Emboldened by a glimpse of the potential of a new HIV vaccine, more than 1,000 researchers from around the world are gathering in Atlanta this week to share their thoughts on the best strategies for finally finding a shot which can guard against the lethal virus.
"Over the past year, scientists have identified neutralizing antibodies against HIV, which are a fundamental building block for developing a vaccine," Mitchell Warren, executive director of the Aids Vaccine Advocacy Coalition, tells the Guardian. "In addition, we had the Thai vaccine trial that for the first time ever showed we could have vaccine protection against HIV in humans. These are both game-changing developments."
But Warren and others in the field say they've been alarmed to see a significant drop in funding for the work, which has been primarily subsidized by the U.S. Critics point out that several G8 countries have done little to finance R&D on a new vaccine.
As PhysOrg reports, some of the most intriguing new insights on HIV vaccines are based on a handful of people who have a natural immunity to the virus. And new work is being published in Nature, which delves into the molecular workings of anti-HIV antibodies.
"Nobody yet can make a vaccine that elicits these broadly neutralizing antibodies, but here are patients who can do it, so let's understand how," says Michel Nussenzweig, Sherman Fairchild Professor and head of the Laboratory of Molecular Immunology. "That's the theme in this work.
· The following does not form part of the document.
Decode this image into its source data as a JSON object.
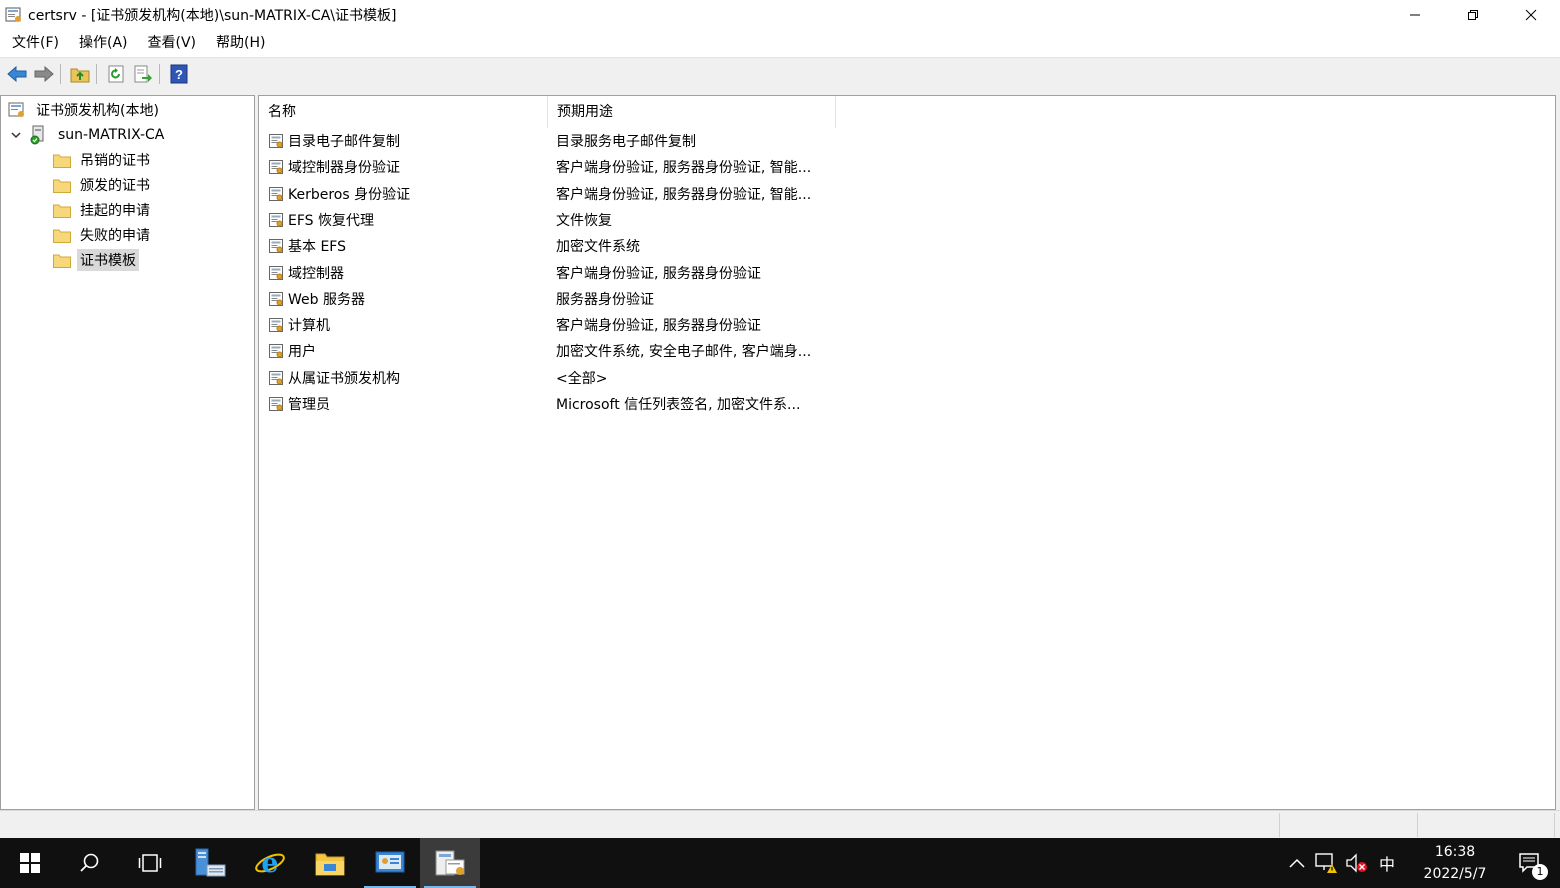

The reason the research community is not making this vaccine is not that we're not good engineers. We are. The reason is that we don't understand how these patients produce these antibodies, and that's what we're figuring out. If we know how they're doing it, we might learn how to reproduce it."